» Material for this exercise
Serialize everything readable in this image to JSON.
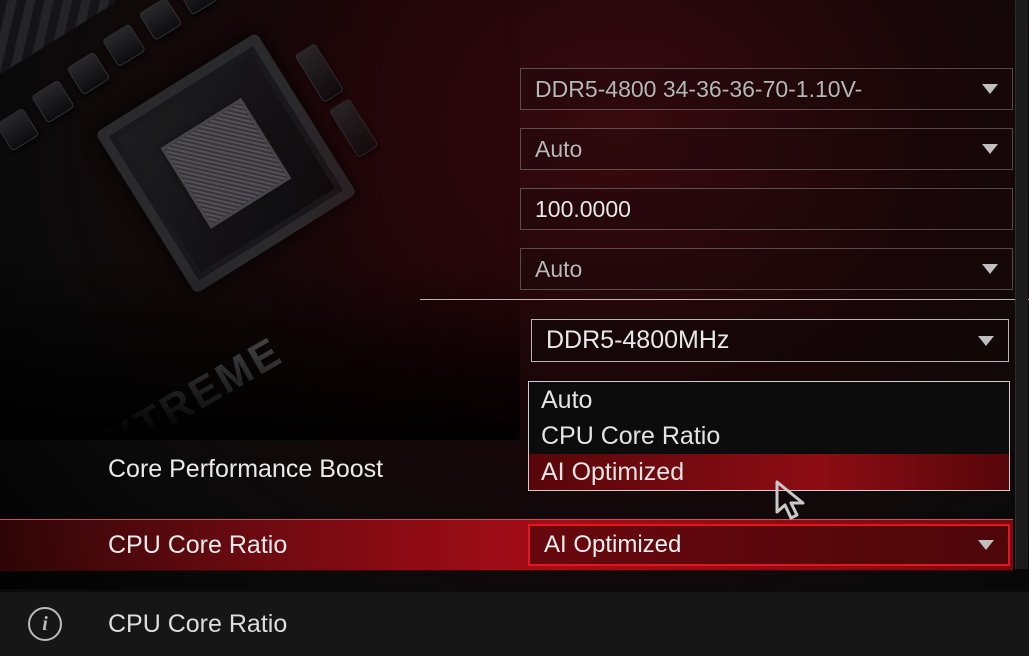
{
  "fields": {
    "mem_profile": "DDR5-4800 34-36-36-70-1.10V-",
    "bclk_mode": "Auto",
    "bclk_value": "100.0000",
    "mem_mode": "Auto"
  },
  "memory_frequency": "DDR5-4800MHz",
  "dropdown": {
    "options": [
      "Auto",
      "CPU Core Ratio",
      "AI Optimized"
    ],
    "highlighted": "AI Optimized"
  },
  "row_core_label": "Core Performance Boost",
  "row_ratio": {
    "label": "CPU Core Ratio",
    "value": "AI Optimized"
  },
  "info_bar": {
    "title": "CPU Core Ratio"
  },
  "board_text": "EXTREME"
}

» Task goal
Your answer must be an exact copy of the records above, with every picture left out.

» Answer space
Serialize everything readable in this image to JSON.
{
  "fields": {
    "mem_profile": "DDR5-4800 34-36-36-70-1.10V-",
    "bclk_mode": "Auto",
    "bclk_value": "100.0000",
    "mem_mode": "Auto"
  },
  "memory_frequency": "DDR5-4800MHz",
  "dropdown": {
    "options": [
      "Auto",
      "CPU Core Ratio",
      "AI Optimized"
    ],
    "highlighted": "AI Optimized"
  },
  "row_core_label": "Core Performance Boost",
  "row_ratio": {
    "label": "CPU Core Ratio",
    "value": "AI Optimized"
  },
  "info_bar": {
    "title": "CPU Core Ratio"
  },
  "board_text": "EXTREME"
}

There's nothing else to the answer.